(DATA SHOWN Opens)
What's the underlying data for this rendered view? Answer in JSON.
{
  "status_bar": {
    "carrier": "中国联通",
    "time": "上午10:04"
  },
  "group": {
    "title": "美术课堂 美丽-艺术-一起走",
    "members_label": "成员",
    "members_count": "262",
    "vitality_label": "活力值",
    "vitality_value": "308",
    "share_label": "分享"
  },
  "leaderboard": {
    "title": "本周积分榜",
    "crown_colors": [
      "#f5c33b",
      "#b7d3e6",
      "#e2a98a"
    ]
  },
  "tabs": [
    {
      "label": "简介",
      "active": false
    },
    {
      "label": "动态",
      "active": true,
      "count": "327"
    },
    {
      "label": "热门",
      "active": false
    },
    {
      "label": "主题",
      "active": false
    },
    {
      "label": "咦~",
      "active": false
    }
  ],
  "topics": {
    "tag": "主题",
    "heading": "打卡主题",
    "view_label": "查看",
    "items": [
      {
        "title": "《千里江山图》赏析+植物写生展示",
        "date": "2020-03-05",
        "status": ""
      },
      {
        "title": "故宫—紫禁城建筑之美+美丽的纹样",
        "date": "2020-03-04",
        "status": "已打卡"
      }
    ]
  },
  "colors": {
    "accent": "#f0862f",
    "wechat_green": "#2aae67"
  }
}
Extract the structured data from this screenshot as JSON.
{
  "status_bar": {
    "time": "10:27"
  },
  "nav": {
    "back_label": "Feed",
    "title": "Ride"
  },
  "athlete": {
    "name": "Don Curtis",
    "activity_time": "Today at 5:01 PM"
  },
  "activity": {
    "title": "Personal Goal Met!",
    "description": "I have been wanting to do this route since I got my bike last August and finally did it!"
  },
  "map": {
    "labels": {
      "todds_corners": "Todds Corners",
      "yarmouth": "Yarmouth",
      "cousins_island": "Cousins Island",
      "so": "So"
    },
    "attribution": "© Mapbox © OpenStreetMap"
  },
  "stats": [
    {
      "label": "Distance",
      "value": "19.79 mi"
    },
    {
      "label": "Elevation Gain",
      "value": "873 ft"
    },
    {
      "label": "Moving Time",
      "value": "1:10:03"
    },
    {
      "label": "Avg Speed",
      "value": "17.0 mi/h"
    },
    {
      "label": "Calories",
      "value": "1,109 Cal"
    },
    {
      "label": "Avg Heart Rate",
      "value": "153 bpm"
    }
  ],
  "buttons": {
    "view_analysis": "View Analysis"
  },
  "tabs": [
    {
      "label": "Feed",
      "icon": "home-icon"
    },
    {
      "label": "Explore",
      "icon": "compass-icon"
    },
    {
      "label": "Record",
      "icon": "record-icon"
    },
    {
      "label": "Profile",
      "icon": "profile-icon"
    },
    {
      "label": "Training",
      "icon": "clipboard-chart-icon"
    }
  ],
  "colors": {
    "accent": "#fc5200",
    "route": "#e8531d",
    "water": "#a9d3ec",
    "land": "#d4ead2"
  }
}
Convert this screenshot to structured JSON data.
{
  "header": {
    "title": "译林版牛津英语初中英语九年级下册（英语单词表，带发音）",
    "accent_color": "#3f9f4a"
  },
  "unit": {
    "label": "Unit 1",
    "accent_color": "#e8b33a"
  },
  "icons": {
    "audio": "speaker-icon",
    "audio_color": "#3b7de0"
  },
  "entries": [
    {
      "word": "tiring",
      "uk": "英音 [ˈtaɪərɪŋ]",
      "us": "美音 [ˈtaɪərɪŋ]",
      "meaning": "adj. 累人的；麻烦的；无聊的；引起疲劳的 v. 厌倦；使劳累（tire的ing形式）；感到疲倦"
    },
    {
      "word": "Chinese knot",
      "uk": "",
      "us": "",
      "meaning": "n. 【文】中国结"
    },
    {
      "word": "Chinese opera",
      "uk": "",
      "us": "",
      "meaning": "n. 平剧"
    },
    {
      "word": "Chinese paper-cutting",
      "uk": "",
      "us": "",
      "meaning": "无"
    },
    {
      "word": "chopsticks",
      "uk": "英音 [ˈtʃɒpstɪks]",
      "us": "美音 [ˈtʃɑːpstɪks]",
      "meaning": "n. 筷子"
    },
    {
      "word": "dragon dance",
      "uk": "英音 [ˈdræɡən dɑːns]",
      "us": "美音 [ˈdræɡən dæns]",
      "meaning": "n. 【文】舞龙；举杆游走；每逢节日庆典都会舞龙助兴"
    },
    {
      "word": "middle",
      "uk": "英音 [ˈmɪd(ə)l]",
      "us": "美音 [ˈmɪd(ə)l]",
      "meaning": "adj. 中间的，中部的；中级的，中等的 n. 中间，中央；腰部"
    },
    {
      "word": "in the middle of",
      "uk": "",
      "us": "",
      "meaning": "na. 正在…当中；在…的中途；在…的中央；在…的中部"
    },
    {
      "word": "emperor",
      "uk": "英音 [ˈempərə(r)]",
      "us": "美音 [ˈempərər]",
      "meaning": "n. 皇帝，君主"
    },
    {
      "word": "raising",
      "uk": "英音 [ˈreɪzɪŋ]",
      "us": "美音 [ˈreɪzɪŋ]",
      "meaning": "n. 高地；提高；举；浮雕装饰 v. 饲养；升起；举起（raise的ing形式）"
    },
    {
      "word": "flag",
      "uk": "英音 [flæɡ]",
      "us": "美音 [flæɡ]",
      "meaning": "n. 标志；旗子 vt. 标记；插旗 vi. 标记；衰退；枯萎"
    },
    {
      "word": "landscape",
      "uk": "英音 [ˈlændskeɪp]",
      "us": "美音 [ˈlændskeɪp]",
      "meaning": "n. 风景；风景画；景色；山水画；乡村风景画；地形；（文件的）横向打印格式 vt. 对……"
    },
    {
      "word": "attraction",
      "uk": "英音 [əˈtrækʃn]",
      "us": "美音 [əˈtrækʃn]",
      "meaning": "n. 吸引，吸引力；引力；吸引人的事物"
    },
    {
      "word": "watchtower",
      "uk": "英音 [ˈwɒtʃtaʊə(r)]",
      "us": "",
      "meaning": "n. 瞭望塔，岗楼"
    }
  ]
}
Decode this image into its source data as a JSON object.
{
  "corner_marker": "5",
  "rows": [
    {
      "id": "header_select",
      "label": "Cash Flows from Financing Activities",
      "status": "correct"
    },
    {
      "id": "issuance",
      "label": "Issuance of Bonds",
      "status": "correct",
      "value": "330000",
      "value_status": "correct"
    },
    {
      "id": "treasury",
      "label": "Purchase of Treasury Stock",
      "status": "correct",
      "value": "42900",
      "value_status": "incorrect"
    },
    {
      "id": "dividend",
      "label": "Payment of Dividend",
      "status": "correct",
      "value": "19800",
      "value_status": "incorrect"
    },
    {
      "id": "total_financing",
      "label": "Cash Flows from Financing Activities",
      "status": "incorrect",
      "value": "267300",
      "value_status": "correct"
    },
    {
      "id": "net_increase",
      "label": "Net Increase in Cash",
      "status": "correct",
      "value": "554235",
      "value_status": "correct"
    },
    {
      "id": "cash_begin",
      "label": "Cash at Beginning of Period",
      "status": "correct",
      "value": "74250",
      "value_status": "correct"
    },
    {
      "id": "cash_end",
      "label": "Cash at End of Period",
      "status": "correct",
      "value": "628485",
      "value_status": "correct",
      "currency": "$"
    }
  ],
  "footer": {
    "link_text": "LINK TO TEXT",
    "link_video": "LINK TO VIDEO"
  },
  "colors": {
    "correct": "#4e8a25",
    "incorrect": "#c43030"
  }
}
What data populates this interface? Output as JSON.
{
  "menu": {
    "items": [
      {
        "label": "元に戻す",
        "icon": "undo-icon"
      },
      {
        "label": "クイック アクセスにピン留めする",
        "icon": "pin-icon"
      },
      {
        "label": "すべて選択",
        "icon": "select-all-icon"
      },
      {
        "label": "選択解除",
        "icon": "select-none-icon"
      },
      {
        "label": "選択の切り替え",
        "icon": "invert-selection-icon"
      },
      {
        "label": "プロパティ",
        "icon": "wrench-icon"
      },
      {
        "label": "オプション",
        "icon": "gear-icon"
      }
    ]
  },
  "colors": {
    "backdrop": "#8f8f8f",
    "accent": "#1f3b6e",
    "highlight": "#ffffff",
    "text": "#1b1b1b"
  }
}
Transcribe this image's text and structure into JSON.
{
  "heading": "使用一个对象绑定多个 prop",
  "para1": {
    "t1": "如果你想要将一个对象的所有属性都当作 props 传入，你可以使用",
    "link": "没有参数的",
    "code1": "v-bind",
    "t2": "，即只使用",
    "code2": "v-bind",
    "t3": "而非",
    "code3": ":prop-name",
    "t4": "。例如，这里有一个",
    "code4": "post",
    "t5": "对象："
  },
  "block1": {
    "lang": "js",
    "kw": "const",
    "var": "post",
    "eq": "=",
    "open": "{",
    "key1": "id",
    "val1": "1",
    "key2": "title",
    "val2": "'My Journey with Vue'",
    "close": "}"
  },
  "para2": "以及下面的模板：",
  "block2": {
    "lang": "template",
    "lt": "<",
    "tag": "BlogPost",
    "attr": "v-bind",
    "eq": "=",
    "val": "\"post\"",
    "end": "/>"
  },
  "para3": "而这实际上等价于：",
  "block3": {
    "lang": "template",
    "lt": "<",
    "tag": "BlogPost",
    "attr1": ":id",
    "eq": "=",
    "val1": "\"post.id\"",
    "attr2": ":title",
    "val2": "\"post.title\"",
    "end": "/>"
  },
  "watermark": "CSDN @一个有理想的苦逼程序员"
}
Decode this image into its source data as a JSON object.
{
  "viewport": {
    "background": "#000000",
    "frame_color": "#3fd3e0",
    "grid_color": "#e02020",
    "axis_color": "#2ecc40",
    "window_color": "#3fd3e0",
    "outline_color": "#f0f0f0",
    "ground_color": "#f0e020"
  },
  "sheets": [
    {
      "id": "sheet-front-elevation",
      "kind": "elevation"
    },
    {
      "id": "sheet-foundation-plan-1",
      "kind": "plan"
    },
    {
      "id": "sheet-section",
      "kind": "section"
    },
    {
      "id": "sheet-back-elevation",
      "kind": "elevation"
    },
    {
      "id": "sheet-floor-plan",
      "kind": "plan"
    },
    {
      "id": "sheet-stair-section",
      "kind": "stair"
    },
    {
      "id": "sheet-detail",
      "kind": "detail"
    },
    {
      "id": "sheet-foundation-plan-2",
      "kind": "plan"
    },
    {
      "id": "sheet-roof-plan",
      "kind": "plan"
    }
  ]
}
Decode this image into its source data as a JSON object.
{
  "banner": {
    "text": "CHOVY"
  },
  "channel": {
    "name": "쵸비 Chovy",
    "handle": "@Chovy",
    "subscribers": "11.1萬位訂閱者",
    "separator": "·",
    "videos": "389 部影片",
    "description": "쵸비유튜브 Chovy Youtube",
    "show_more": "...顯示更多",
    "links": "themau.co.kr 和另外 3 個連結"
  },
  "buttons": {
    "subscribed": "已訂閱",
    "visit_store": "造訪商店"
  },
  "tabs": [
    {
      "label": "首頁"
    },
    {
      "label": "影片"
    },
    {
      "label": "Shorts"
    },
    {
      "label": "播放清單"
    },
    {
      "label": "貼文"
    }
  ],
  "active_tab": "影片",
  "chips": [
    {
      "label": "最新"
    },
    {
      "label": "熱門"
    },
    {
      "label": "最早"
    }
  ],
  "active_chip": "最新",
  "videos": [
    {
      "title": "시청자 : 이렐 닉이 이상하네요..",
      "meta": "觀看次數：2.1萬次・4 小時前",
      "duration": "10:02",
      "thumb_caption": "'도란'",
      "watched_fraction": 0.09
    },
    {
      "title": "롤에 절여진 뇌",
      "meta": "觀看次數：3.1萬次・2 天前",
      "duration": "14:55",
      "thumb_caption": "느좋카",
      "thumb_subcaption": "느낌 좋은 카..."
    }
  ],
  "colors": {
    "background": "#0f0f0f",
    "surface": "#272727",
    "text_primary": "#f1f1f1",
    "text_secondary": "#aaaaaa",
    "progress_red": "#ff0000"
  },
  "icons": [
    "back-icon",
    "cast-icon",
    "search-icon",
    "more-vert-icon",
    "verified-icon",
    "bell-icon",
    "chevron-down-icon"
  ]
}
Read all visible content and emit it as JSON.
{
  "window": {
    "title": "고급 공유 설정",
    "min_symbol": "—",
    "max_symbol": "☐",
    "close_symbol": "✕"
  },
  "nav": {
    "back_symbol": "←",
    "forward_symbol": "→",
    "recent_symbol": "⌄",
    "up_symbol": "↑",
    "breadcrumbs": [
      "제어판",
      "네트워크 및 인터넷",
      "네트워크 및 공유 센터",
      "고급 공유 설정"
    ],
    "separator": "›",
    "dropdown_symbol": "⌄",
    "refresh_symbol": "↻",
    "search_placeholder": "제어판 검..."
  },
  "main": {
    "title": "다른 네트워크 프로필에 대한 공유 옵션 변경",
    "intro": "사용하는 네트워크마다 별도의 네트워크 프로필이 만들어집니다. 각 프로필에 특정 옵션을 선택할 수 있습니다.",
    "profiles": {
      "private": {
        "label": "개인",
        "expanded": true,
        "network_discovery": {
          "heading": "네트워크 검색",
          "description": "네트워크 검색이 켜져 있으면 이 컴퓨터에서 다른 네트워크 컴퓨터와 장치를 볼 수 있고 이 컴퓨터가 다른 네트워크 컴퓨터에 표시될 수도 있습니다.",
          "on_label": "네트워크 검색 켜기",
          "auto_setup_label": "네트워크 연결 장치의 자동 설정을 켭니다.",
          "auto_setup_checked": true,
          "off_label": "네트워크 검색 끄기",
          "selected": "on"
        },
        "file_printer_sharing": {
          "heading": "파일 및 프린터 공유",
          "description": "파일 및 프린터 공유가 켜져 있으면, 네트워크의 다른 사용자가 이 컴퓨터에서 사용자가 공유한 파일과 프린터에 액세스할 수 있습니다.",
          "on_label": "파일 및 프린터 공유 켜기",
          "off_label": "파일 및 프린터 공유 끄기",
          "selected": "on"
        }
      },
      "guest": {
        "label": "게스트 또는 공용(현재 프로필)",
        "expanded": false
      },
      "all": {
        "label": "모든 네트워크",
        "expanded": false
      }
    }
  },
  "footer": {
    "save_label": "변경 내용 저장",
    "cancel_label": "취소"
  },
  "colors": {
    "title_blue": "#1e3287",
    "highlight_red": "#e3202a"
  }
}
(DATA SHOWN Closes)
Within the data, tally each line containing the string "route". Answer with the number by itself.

2